by Megan Neighbor – Feb. 3, 2011
The Arizona Republic

In a strategic move by its new ownership group to get a fresh financial start, the Arizona Biltmore, one of Phoenix’s oldest and most iconic resorts, has gone into bankruptcy.

The resort’s business will continue as usual during peak tourism season despite the filing, according to CNL-AB LLC, which is made up of investors from Paulson & Co. Inc. and Winthrop Realty Trust.

The announcement that CNL-AB was filing for Chapter 11 reorganization came only days after CNL-AB assumed ownership of the property at a Jan. 28 foreclosure auction.

Morgan Stanley Real Estate, the property’s lender from 2007 until last month, defaulted on a collateralized loan that CNL-AB had backed.

As a result, CNL-AB absorbed the Biltmore and seven other resorts included in an investment portfolio. It also assumed over $1.525 billion of debt, $1 billion of that from a securitized mortgage that matured Feb. 1, the day of the bankruptcy-protection filing.

Only five of the eight resorts in the portfolio are listed in the filing. One of the resorts acquired but not listed in the bankruptcy filing is the JW Marriott Desert Ridge in northeast Phoenix.

Its debt will become mature in May 2012, according to Armel Leslie of Walek & Associates, the corporation’s public-relations firm.

The Biltmore is one in a long string of hotels and resorts in the Valley that have switched hands in recent years. Property owners that sought financing during the economic boom in 2006 and 2007 are often saddled with debt payments that far exceed the property’s value and are forced into foreclosure or bankruptcy.

The Pointe Hilton Tapatio Cliffs Resort in Phoenix, the Intercontinental Montelucia Resort and Spa in Paradise Valley and the Wigwam Golf Resort and Spa in Litchfield Park are a few of the large resorts that have experienced more recent ownership changes due to financial troubles.

The Biltmore is a testament to the resilience of the industry. In February 1990, then-ownership group Lepercq/DBL filed for bankruptcy protection after defaulting on a $125 million loan.

The resort remained open and operating during the proceedings, as it will in 2011, the new ownership group said.

“The cost of paying management obligations of roughly $21 million to the resort manager is far outweighed by the benefit of preserving and maintaining the value of the debtor’s assets,” said Derek Pitts, managing director of Houlihan Lokey Capital Inc., the debtor’s financial adviser and investment-banking firm, in court documents.

The Arizona Biltmore is managed by Hilton Worldwide under the Waldorf Astoria Hotels and Resorts collection, its luxury brand. A spokeswoman for the hotel would not comment on the bankruptcy Wednesday.

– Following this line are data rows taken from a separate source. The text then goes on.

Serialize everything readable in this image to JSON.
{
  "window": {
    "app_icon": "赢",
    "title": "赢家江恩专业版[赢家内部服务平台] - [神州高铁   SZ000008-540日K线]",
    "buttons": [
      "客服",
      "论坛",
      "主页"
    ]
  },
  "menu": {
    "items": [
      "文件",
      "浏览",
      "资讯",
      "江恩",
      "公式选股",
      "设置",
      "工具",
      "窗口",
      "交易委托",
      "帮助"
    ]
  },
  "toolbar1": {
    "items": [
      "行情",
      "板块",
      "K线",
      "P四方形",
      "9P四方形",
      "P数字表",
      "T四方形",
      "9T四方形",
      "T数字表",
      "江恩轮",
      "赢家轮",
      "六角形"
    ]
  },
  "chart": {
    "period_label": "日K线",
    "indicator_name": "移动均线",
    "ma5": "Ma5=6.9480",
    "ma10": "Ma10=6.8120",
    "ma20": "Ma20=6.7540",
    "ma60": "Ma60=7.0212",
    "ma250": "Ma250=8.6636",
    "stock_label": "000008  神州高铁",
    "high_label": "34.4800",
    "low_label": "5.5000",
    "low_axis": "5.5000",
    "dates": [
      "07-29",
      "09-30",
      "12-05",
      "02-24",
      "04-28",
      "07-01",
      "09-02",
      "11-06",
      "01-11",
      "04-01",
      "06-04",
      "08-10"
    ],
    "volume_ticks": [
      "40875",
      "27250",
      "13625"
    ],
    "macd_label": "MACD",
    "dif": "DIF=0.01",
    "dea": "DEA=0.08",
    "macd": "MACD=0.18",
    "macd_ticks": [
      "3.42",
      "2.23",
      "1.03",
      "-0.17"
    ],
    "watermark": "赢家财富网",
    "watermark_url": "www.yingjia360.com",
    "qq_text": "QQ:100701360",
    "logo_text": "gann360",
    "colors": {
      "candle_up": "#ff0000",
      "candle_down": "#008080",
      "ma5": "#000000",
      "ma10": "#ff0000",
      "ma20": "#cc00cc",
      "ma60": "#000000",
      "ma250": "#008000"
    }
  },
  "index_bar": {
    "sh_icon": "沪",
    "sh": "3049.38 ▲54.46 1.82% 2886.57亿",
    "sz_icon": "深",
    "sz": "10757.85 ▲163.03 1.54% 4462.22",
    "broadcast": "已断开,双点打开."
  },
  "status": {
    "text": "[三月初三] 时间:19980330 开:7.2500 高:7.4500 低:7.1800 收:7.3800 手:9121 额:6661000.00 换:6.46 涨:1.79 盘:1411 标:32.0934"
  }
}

Under the Biltmore’s former ownership, the resort underwent a $16 million renovation. One upgrade included Ocatilla, a “hotel within a hotel,” which opened in 2009.

The Biltmore has 740 rooms and suites, and 100,000 square feet of meeting space.

In December 2009, Valley businessman and sports executive Jerry Colangelo and his partners purchased the Wigwam and two of the Biltmore’s golf courses for $45 million. The courses were not among the eight resorts and 14 golf courses listed in the bankruptcy filings.

In addition to the Biltmore, resorts in the filing are La Quinta Resort and Club in California; Grand Wailea Resort Hotel and Spa in Hawaii; Doral Golf Resort and Spa in Miami; and Claremont Resort and Spa in Berkeley, Calif.

Those not included in the filing, but part of the Jan. 28 acquisition, are JW Marriott Desert Ridge, Ritz Carlton Grand Lakes and JW Marriott Grande Lakes, both in Orlando.

The case is in U.S. Bankruptcy Court, Southern District of New York, under MSR Resort Golf Course LLC.